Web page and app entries
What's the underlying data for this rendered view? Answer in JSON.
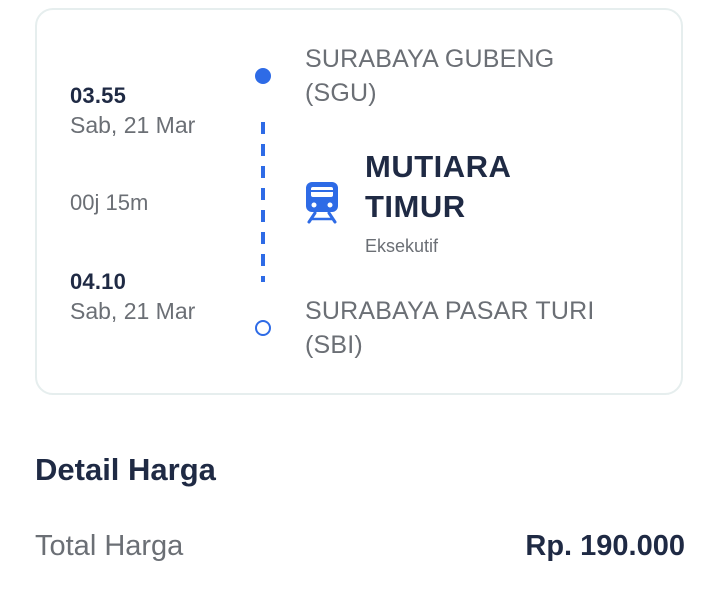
{
  "trip": {
    "departure": {
      "time": "03.55",
      "date": "Sab, 21 Mar",
      "station_name": "SURABAYA GUBENG",
      "station_code": "(SGU)"
    },
    "duration": "00j 15m",
    "arrival": {
      "time": "04.10",
      "date": "Sab, 21 Mar",
      "station_name": "SURABAYA PASAR TURI",
      "station_code": "(SBI)"
    },
    "train": {
      "name_line1": "MUTIARA",
      "name_line2": "TIMUR",
      "class": "Eksekutif",
      "icon": "train-icon"
    }
  },
  "price": {
    "section_title": "Detail Harga",
    "total_label": "Total Harga",
    "total_value": "Rp. 190.000"
  },
  "colors": {
    "accent": "#2e6be6",
    "heading": "#1f2a44",
    "muted": "#6b6f75",
    "card_border": "#e6eeee"
  }
}
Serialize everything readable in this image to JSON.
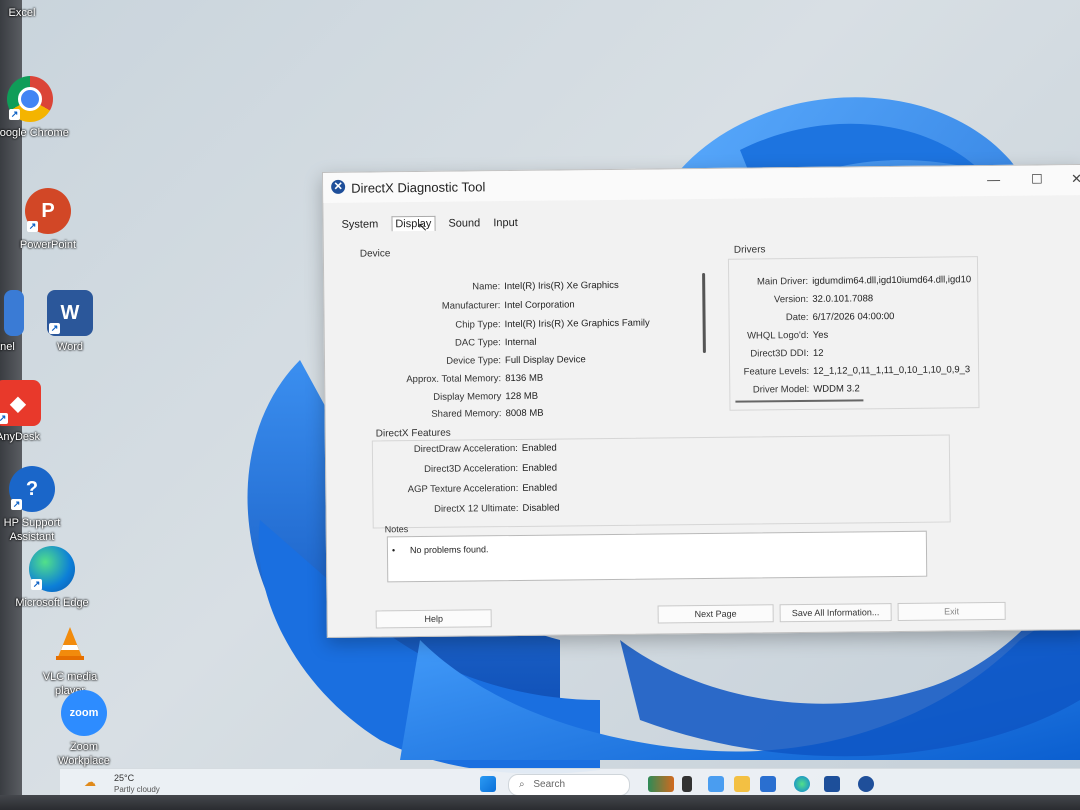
{
  "desktop": {
    "icons": [
      {
        "label": "Excel"
      },
      {
        "label": "Google Chrome"
      },
      {
        "label": "PowerPoint"
      },
      {
        "label": "l Panel"
      },
      {
        "label": "Word"
      },
      {
        "label": "AnyDesk"
      },
      {
        "label": "HP Support Assistant"
      },
      {
        "label": "Microsoft Edge"
      },
      {
        "label": "VLC media player"
      },
      {
        "label": "Zoom Workplace"
      }
    ]
  },
  "window": {
    "title": "DirectX Diagnostic Tool",
    "tabs": [
      "System",
      "Display",
      "Sound",
      "Input"
    ],
    "active_tab": "Display",
    "device": {
      "heading": "Device",
      "rows": [
        {
          "k": "Name:",
          "v": "Intel(R) Iris(R) Xe Graphics"
        },
        {
          "k": "Manufacturer:",
          "v": "Intel Corporation"
        },
        {
          "k": "Chip Type:",
          "v": "Intel(R) Iris(R) Xe Graphics Family"
        },
        {
          "k": "DAC Type:",
          "v": "Internal"
        },
        {
          "k": "Device Type:",
          "v": "Full Display Device"
        },
        {
          "k": "Approx. Total Memory:",
          "v": "8136 MB"
        },
        {
          "k": "Display Memory",
          "v": "128 MB"
        },
        {
          "k": "Shared Memory:",
          "v": "8008 MB"
        }
      ]
    },
    "drivers": {
      "heading": "Drivers",
      "rows": [
        {
          "k": "Main Driver:",
          "v": "igdumdim64.dll,igd10iumd64.dll,igd10"
        },
        {
          "k": "Version:",
          "v": "32.0.101.7088"
        },
        {
          "k": "Date:",
          "v": "6/17/2026 04:00:00"
        },
        {
          "k": "WHQL Logo'd:",
          "v": "Yes"
        },
        {
          "k": "Direct3D DDI:",
          "v": "12"
        },
        {
          "k": "Feature Levels:",
          "v": "12_1,12_0,11_1,11_0,10_1,10_0,9_3"
        },
        {
          "k": "Driver Model:",
          "v": "WDDM 3.2"
        }
      ]
    },
    "features": {
      "heading": "DirectX Features",
      "rows": [
        {
          "k": "DirectDraw Acceleration:",
          "v": "Enabled"
        },
        {
          "k": "Direct3D Acceleration:",
          "v": "Enabled"
        },
        {
          "k": "AGP Texture Acceleration:",
          "v": "Enabled"
        },
        {
          "k": "DirectX 12 Ultimate:",
          "v": "Disabled"
        }
      ]
    },
    "notes": {
      "heading": "Notes",
      "items": [
        "No problems found."
      ]
    },
    "buttons": {
      "help": "Help",
      "next_page": "Next Page",
      "save_all": "Save All Information...",
      "exit": "Exit"
    }
  },
  "taskbar": {
    "weather_temp": "25°C",
    "weather_desc": "Partly cloudy",
    "search_placeholder": "Search"
  }
}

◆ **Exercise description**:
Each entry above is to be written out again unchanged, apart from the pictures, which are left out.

◆ **Written reply**:
What's the underlying data for this rendered view? Answer in JSON.
{
  "trip": {
    "departure": {
      "time": "03.55",
      "date": "Sab, 21 Mar",
      "station_name": "SURABAYA GUBENG",
      "station_code": "(SGU)"
    },
    "duration": "00j 15m",
    "arrival": {
      "time": "04.10",
      "date": "Sab, 21 Mar",
      "station_name": "SURABAYA PASAR TURI",
      "station_code": "(SBI)"
    },
    "train": {
      "name_line1": "MUTIARA",
      "name_line2": "TIMUR",
      "class": "Eksekutif",
      "icon": "train-icon"
    }
  },
  "price": {
    "section_title": "Detail Harga",
    "total_label": "Total Harga",
    "total_value": "Rp. 190.000"
  },
  "colors": {
    "accent": "#2e6be6",
    "heading": "#1f2a44",
    "muted": "#6b6f75",
    "card_border": "#e6eeee"
  }
}
Serialize everything readable in this image to JSON.
{
  "desktop": {
    "icons": [
      {
        "label": "Excel"
      },
      {
        "label": "Google Chrome"
      },
      {
        "label": "PowerPoint"
      },
      {
        "label": "l Panel"
      },
      {
        "label": "Word"
      },
      {
        "label": "AnyDesk"
      },
      {
        "label": "HP Support Assistant"
      },
      {
        "label": "Microsoft Edge"
      },
      {
        "label": "VLC media player"
      },
      {
        "label": "Zoom Workplace"
      }
    ]
  },
  "window": {
    "title": "DirectX Diagnostic Tool",
    "tabs": [
      "System",
      "Display",
      "Sound",
      "Input"
    ],
    "active_tab": "Display",
    "device": {
      "heading": "Device",
      "rows": [
        {
          "k": "Name:",
          "v": "Intel(R) Iris(R) Xe Graphics"
        },
        {
          "k": "Manufacturer:",
          "v": "Intel Corporation"
        },
        {
          "k": "Chip Type:",
          "v": "Intel(R) Iris(R) Xe Graphics Family"
        },
        {
          "k": "DAC Type:",
          "v": "Internal"
        },
        {
          "k": "Device Type:",
          "v": "Full Display Device"
        },
        {
          "k": "Approx. Total Memory:",
          "v": "8136 MB"
        },
        {
          "k": "Display Memory",
          "v": "128 MB"
        },
        {
          "k": "Shared Memory:",
          "v": "8008 MB"
        }
      ]
    },
    "drivers": {
      "heading": "Drivers",
      "rows": [
        {
          "k": "Main Driver:",
          "v": "igdumdim64.dll,igd10iumd64.dll,igd10"
        },
        {
          "k": "Version:",
          "v": "32.0.101.7088"
        },
        {
          "k": "Date:",
          "v": "6/17/2026 04:00:00"
        },
        {
          "k": "WHQL Logo'd:",
          "v": "Yes"
        },
        {
          "k": "Direct3D DDI:",
          "v": "12"
        },
        {
          "k": "Feature Levels:",
          "v": "12_1,12_0,11_1,11_0,10_1,10_0,9_3"
        },
        {
          "k": "Driver Model:",
          "v": "WDDM 3.2"
        }
      ]
    },
    "features": {
      "heading": "DirectX Features",
      "rows": [
        {
          "k": "DirectDraw Acceleration:",
          "v": "Enabled"
        },
        {
          "k": "Direct3D Acceleration:",
          "v": "Enabled"
        },
        {
          "k": "AGP Texture Acceleration:",
          "v": "Enabled"
        },
        {
          "k": "DirectX 12 Ultimate:",
          "v": "Disabled"
        }
      ]
    },
    "notes": {
      "heading": "Notes",
      "items": [
        "No problems found."
      ]
    },
    "buttons": {
      "help": "Help",
      "next_page": "Next Page",
      "save_all": "Save All Information...",
      "exit": "Exit"
    }
  },
  "taskbar": {
    "weather_temp": "25°C",
    "weather_desc": "Partly cloudy",
    "search_placeholder": "Search"
  }
}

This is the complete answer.